LISTED RECORDS Block Start

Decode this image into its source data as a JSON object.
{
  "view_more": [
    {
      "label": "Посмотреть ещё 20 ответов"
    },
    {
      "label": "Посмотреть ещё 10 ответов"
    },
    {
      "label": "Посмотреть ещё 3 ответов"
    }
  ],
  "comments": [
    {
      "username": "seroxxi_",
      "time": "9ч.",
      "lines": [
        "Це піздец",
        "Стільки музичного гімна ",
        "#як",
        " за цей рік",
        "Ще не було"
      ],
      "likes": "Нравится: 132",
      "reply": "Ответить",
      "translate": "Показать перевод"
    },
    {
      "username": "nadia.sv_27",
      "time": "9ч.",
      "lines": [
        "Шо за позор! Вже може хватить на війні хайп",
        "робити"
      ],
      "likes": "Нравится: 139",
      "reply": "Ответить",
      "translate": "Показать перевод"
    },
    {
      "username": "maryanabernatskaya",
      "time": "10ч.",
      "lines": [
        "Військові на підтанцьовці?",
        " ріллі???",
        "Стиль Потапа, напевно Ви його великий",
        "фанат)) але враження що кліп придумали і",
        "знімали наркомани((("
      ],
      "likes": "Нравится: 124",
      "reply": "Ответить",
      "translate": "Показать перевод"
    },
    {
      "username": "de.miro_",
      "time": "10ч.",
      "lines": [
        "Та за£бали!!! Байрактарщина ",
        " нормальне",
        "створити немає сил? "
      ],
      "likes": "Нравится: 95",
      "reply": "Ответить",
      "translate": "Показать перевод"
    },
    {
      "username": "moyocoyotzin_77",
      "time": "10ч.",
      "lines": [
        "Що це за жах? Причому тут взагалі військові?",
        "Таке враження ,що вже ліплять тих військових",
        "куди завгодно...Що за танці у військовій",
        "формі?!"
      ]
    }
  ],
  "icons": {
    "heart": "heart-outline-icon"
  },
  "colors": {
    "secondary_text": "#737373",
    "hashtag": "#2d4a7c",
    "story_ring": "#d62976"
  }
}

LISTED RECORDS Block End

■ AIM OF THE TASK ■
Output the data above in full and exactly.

■ EXERCISE ANSWER ■
Decode this image into its source data as a JSON object.
{
  "view_more": [
    {
      "label": "Посмотреть ещё 20 ответов"
    },
    {
      "label": "Посмотреть ещё 10 ответов"
    },
    {
      "label": "Посмотреть ещё 3 ответов"
    }
  ],
  "comments": [
    {
      "username": "seroxxi_",
      "time": "9ч.",
      "lines": [
        "Це піздец",
        "Стільки музичного гімна ",
        "#як",
        " за цей рік",
        "Ще не було"
      ],
      "likes": "Нравится: 132",
      "reply": "Ответить",
      "translate": "Показать перевод"
    },
    {
      "username": "nadia.sv_27",
      "time": "9ч.",
      "lines": [
        "Шо за позор! Вже може хватить на війні хайп",
        "робити"
      ],
      "likes": "Нравится: 139",
      "reply": "Ответить",
      "translate": "Показать перевод"
    },
    {
      "username": "maryanabernatskaya",
      "time": "10ч.",
      "lines": [
        "Військові на підтанцьовці?",
        " ріллі???",
        "Стиль Потапа, напевно Ви його великий",
        "фанат)) але враження що кліп придумали і",
        "знімали наркомани((("
      ],
      "likes": "Нравится: 124",
      "reply": "Ответить",
      "translate": "Показать перевод"
    },
    {
      "username": "de.miro_",
      "time": "10ч.",
      "lines": [
        "Та за£бали!!! Байрактарщина ",
        " нормальне",
        "створити немає сил? "
      ],
      "likes": "Нравится: 95",
      "reply": "Ответить",
      "translate": "Показать перевод"
    },
    {
      "username": "moyocoyotzin_77",
      "time": "10ч.",
      "lines": [
        "Що це за жах? Причому тут взагалі військові?",
        "Таке враження ,що вже ліплять тих військових",
        "куди завгодно...Що за танці у військовій",
        "формі?!"
      ]
    }
  ],
  "icons": {
    "heart": "heart-outline-icon"
  },
  "colors": {
    "secondary_text": "#737373",
    "hashtag": "#2d4a7c",
    "story_ring": "#d62976"
  }
}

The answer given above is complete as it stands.